(Beginning of Extracted information)

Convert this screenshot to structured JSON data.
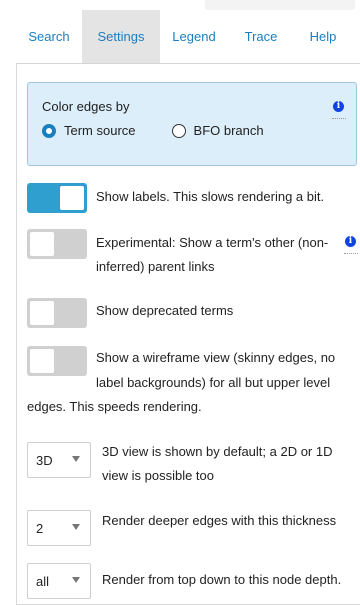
{
  "tabs": [
    {
      "label": "Search"
    },
    {
      "label": "Settings",
      "active": true
    },
    {
      "label": "Legend"
    },
    {
      "label": "Trace"
    },
    {
      "label": "Help"
    }
  ],
  "color_edges": {
    "title": "Color edges by",
    "options": [
      {
        "label": "Term source",
        "selected": true
      },
      {
        "label": "BFO branch",
        "selected": false
      }
    ],
    "info_glyph": "i"
  },
  "toggles": [
    {
      "label": "Show labels. This slows rendering a bit.",
      "on": true
    },
    {
      "label_line1": "Experimental: Show a term's other (non-",
      "label_line2": "inferred) parent links",
      "on": false,
      "info_glyph": "i"
    },
    {
      "label": "Show deprecated terms",
      "on": false
    },
    {
      "label_line1": "Show a wireframe view (skinny edges, no",
      "label_line2": "label backgrounds) for all but upper level",
      "label_line3": "edges. This speeds rendering.",
      "on": false
    }
  ],
  "selects": [
    {
      "value": "3D",
      "label_line1": "3D view is shown by default; a 2D or 1D",
      "label_line2": "view is possible too"
    },
    {
      "value": "2",
      "label_line1": "Render deeper edges with this thickness"
    },
    {
      "value": "all",
      "label_line1": "Render from top down to this node depth."
    }
  ],
  "colors": {
    "accent": "#1a7fbf",
    "toggle_on": "#2f9fd0",
    "panel_bg": "#dbeef9",
    "info": "#1144dd"
  }
}
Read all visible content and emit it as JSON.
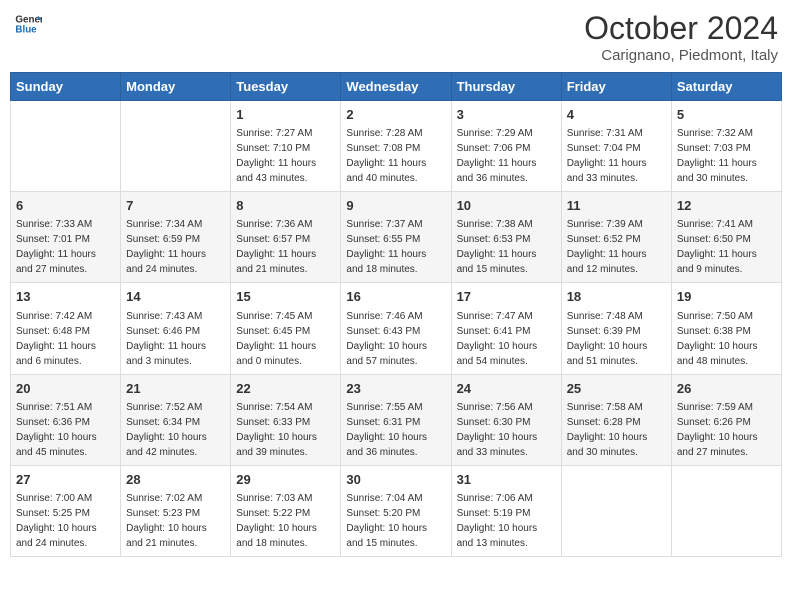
{
  "header": {
    "logo_line1": "General",
    "logo_line2": "Blue",
    "month": "October 2024",
    "location": "Carignano, Piedmont, Italy"
  },
  "days_of_week": [
    "Sunday",
    "Monday",
    "Tuesday",
    "Wednesday",
    "Thursday",
    "Friday",
    "Saturday"
  ],
  "weeks": [
    [
      {
        "day": "",
        "info": ""
      },
      {
        "day": "",
        "info": ""
      },
      {
        "day": "1",
        "info": "Sunrise: 7:27 AM\nSunset: 7:10 PM\nDaylight: 11 hours and 43 minutes."
      },
      {
        "day": "2",
        "info": "Sunrise: 7:28 AM\nSunset: 7:08 PM\nDaylight: 11 hours and 40 minutes."
      },
      {
        "day": "3",
        "info": "Sunrise: 7:29 AM\nSunset: 7:06 PM\nDaylight: 11 hours and 36 minutes."
      },
      {
        "day": "4",
        "info": "Sunrise: 7:31 AM\nSunset: 7:04 PM\nDaylight: 11 hours and 33 minutes."
      },
      {
        "day": "5",
        "info": "Sunrise: 7:32 AM\nSunset: 7:03 PM\nDaylight: 11 hours and 30 minutes."
      }
    ],
    [
      {
        "day": "6",
        "info": "Sunrise: 7:33 AM\nSunset: 7:01 PM\nDaylight: 11 hours and 27 minutes."
      },
      {
        "day": "7",
        "info": "Sunrise: 7:34 AM\nSunset: 6:59 PM\nDaylight: 11 hours and 24 minutes."
      },
      {
        "day": "8",
        "info": "Sunrise: 7:36 AM\nSunset: 6:57 PM\nDaylight: 11 hours and 21 minutes."
      },
      {
        "day": "9",
        "info": "Sunrise: 7:37 AM\nSunset: 6:55 PM\nDaylight: 11 hours and 18 minutes."
      },
      {
        "day": "10",
        "info": "Sunrise: 7:38 AM\nSunset: 6:53 PM\nDaylight: 11 hours and 15 minutes."
      },
      {
        "day": "11",
        "info": "Sunrise: 7:39 AM\nSunset: 6:52 PM\nDaylight: 11 hours and 12 minutes."
      },
      {
        "day": "12",
        "info": "Sunrise: 7:41 AM\nSunset: 6:50 PM\nDaylight: 11 hours and 9 minutes."
      }
    ],
    [
      {
        "day": "13",
        "info": "Sunrise: 7:42 AM\nSunset: 6:48 PM\nDaylight: 11 hours and 6 minutes."
      },
      {
        "day": "14",
        "info": "Sunrise: 7:43 AM\nSunset: 6:46 PM\nDaylight: 11 hours and 3 minutes."
      },
      {
        "day": "15",
        "info": "Sunrise: 7:45 AM\nSunset: 6:45 PM\nDaylight: 11 hours and 0 minutes."
      },
      {
        "day": "16",
        "info": "Sunrise: 7:46 AM\nSunset: 6:43 PM\nDaylight: 10 hours and 57 minutes."
      },
      {
        "day": "17",
        "info": "Sunrise: 7:47 AM\nSunset: 6:41 PM\nDaylight: 10 hours and 54 minutes."
      },
      {
        "day": "18",
        "info": "Sunrise: 7:48 AM\nSunset: 6:39 PM\nDaylight: 10 hours and 51 minutes."
      },
      {
        "day": "19",
        "info": "Sunrise: 7:50 AM\nSunset: 6:38 PM\nDaylight: 10 hours and 48 minutes."
      }
    ],
    [
      {
        "day": "20",
        "info": "Sunrise: 7:51 AM\nSunset: 6:36 PM\nDaylight: 10 hours and 45 minutes."
      },
      {
        "day": "21",
        "info": "Sunrise: 7:52 AM\nSunset: 6:34 PM\nDaylight: 10 hours and 42 minutes."
      },
      {
        "day": "22",
        "info": "Sunrise: 7:54 AM\nSunset: 6:33 PM\nDaylight: 10 hours and 39 minutes."
      },
      {
        "day": "23",
        "info": "Sunrise: 7:55 AM\nSunset: 6:31 PM\nDaylight: 10 hours and 36 minutes."
      },
      {
        "day": "24",
        "info": "Sunrise: 7:56 AM\nSunset: 6:30 PM\nDaylight: 10 hours and 33 minutes."
      },
      {
        "day": "25",
        "info": "Sunrise: 7:58 AM\nSunset: 6:28 PM\nDaylight: 10 hours and 30 minutes."
      },
      {
        "day": "26",
        "info": "Sunrise: 7:59 AM\nSunset: 6:26 PM\nDaylight: 10 hours and 27 minutes."
      }
    ],
    [
      {
        "day": "27",
        "info": "Sunrise: 7:00 AM\nSunset: 5:25 PM\nDaylight: 10 hours and 24 minutes."
      },
      {
        "day": "28",
        "info": "Sunrise: 7:02 AM\nSunset: 5:23 PM\nDaylight: 10 hours and 21 minutes."
      },
      {
        "day": "29",
        "info": "Sunrise: 7:03 AM\nSunset: 5:22 PM\nDaylight: 10 hours and 18 minutes."
      },
      {
        "day": "30",
        "info": "Sunrise: 7:04 AM\nSunset: 5:20 PM\nDaylight: 10 hours and 15 minutes."
      },
      {
        "day": "31",
        "info": "Sunrise: 7:06 AM\nSunset: 5:19 PM\nDaylight: 10 hours and 13 minutes."
      },
      {
        "day": "",
        "info": ""
      },
      {
        "day": "",
        "info": ""
      }
    ]
  ]
}
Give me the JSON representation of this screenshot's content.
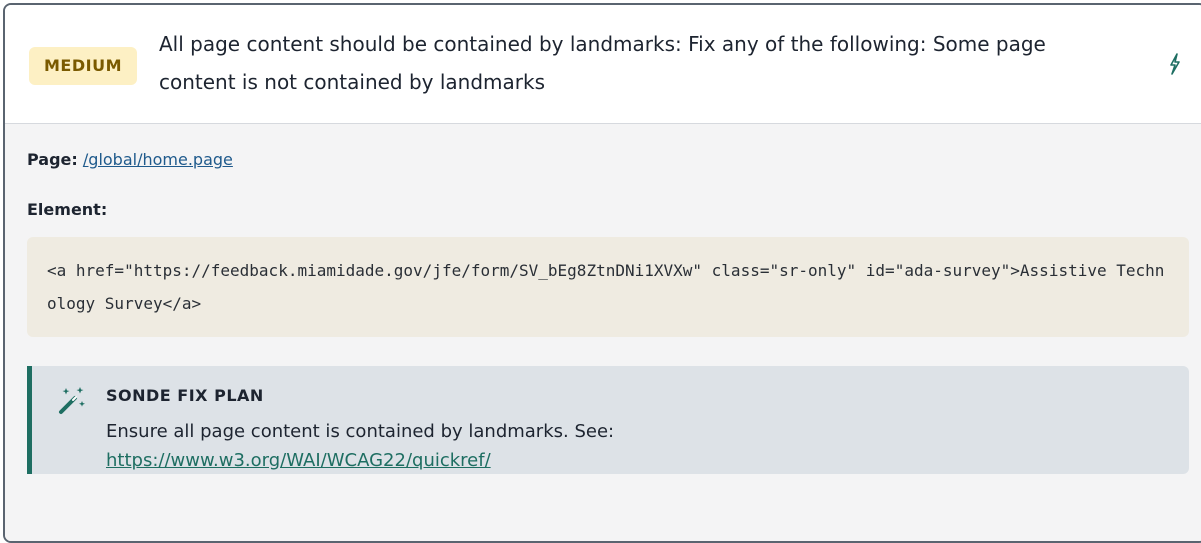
{
  "issue": {
    "severity": "MEDIUM",
    "title": "All page content should be contained by landmarks: Fix any of the following: Some page content is not contained by landmarks",
    "toggle_icon": "lightning-icon"
  },
  "details": {
    "page_label": "Page:",
    "page_value": "/global/home.page",
    "element_label": "Element:",
    "element_code": "<a href=\"https://feedback.miamidade.gov/jfe/form/SV_bEg8ZtnDNi1XVXw\" class=\"sr-only\" id=\"ada-survey\">Assistive Technology Survey</a>"
  },
  "fix_plan": {
    "icon": "magic-wand-icon",
    "heading": "SONDE FIX PLAN",
    "text": "Ensure all page content is contained by landmarks. See:",
    "link": "https://www.w3.org/WAI/WCAG22/quickref/"
  },
  "colors": {
    "badge_bg": "#fdf0c4",
    "badge_text": "#7a5a00",
    "accent": "#1e6e62",
    "code_bg": "#efebe1",
    "fix_bg": "#dde2e7"
  }
}
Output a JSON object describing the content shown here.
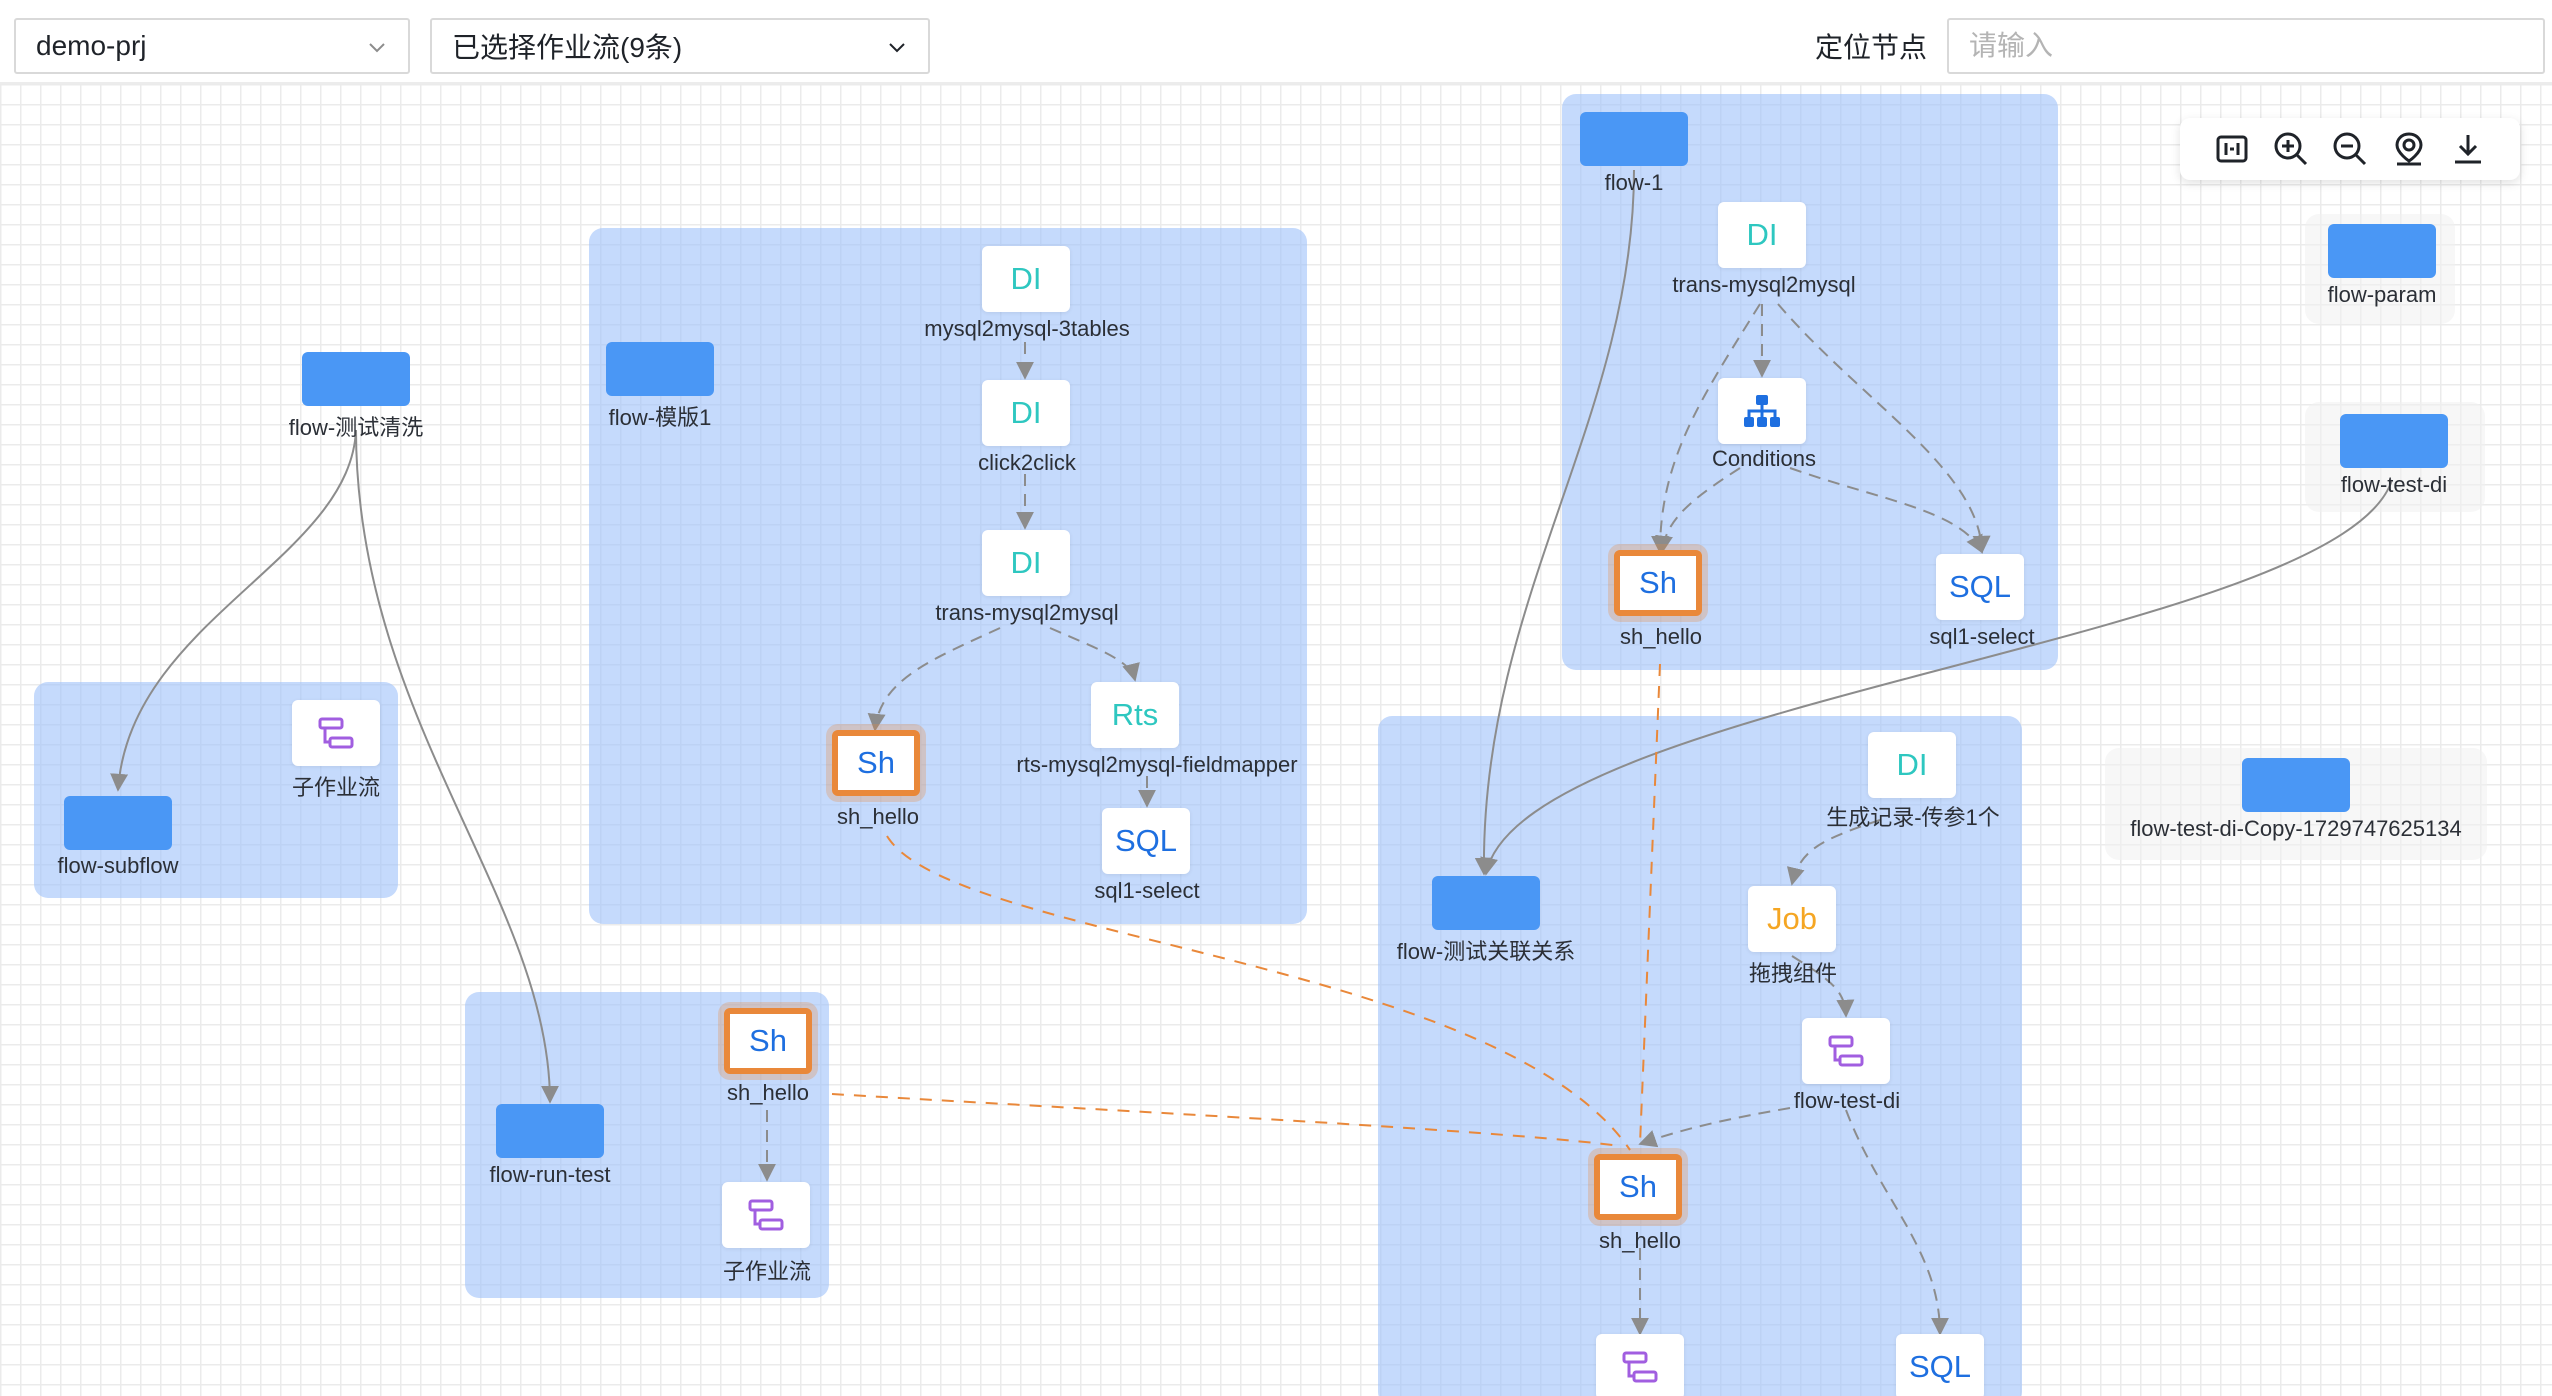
{
  "header": {
    "project_select": "demo-prj",
    "flow_select": "已选择作业流(9条)",
    "locate_label": "定位节点",
    "locate_placeholder": "请输入"
  },
  "toolbar": {
    "icons": [
      "fit-view-icon",
      "zoom-in-icon",
      "zoom-out-icon",
      "locate-icon",
      "download-icon"
    ]
  },
  "flows": {
    "flow_clean": "flow-测试清洗",
    "flow_subflow": "flow-subflow",
    "flow_template": "flow-模版1",
    "flow_run_test": "flow-run-test",
    "flow_1": "flow-1",
    "flow_param": "flow-param",
    "flow_test_di": "flow-test-di",
    "flow_relation": "flow-测试关联关系",
    "flow_test_di_copy": "flow-test-di-Copy-1729747625134"
  },
  "nodes": {
    "subflow_a_label": "子作业流",
    "n_mysql3": {
      "type": "DI",
      "label": "mysql2mysql-3tables"
    },
    "n_click": {
      "type": "DI",
      "label": "click2click"
    },
    "n_trans_a": {
      "type": "DI",
      "label": "trans-mysql2mysql"
    },
    "n_sh_a": {
      "type": "Sh",
      "label": "sh_hello"
    },
    "n_rts": {
      "type": "Rts",
      "label": "rts-mysql2mysql-fieldmapper"
    },
    "n_sql_a": {
      "type": "SQL",
      "label": "sql1-select"
    },
    "n_sh_b": {
      "type": "Sh",
      "label": "sh_hello"
    },
    "subflow_b_label": "子作业流",
    "n_trans_b": {
      "type": "DI",
      "label": "trans-mysql2mysql"
    },
    "n_cond": {
      "label": "Conditions"
    },
    "n_sh_c": {
      "type": "Sh",
      "label": "sh_hello"
    },
    "n_sql_b": {
      "type": "SQL",
      "label": "sql1-select"
    },
    "n_gen": {
      "type": "DI",
      "label": "生成记录-传参1个"
    },
    "n_job": {
      "type": "Job",
      "label": "拖拽组件"
    },
    "n_ftd": {
      "label": "flow-test-di"
    },
    "n_sh_d": {
      "type": "Sh",
      "label": "sh_hello"
    },
    "n_sql_c": {
      "type": "SQL"
    }
  },
  "colors": {
    "group_fill": "#a1c4fa",
    "flow_box": "#4a97f5",
    "highlight": "#e9883a",
    "di_text": "#2ec7c0",
    "sh_text": "#1e6fe0",
    "job_text": "#f5a623",
    "subflow_icon": "#a15ee0"
  }
}
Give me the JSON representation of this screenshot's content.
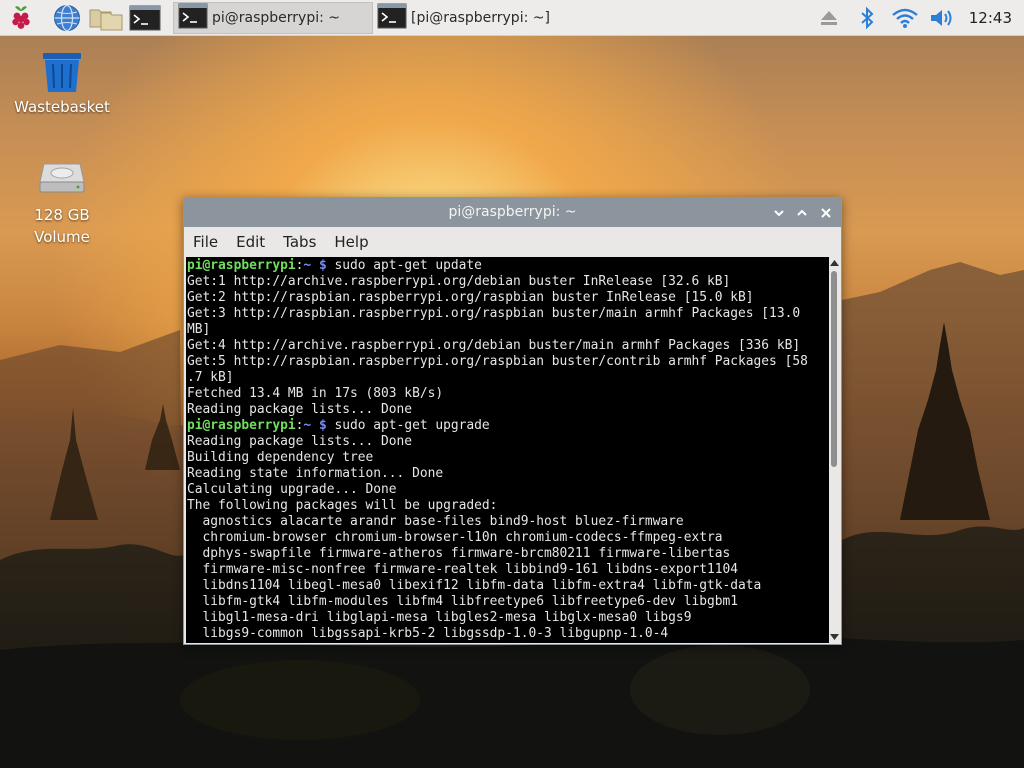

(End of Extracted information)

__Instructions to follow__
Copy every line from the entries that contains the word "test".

__Reply to the exercise__
    "flow_run_test": "flow-run-test",
    "flow_test_di": "flow-test-di",
    "flow_test_di_copy": "flow-test-di-Copy-1729747625134"
      "label": "flow-test-di"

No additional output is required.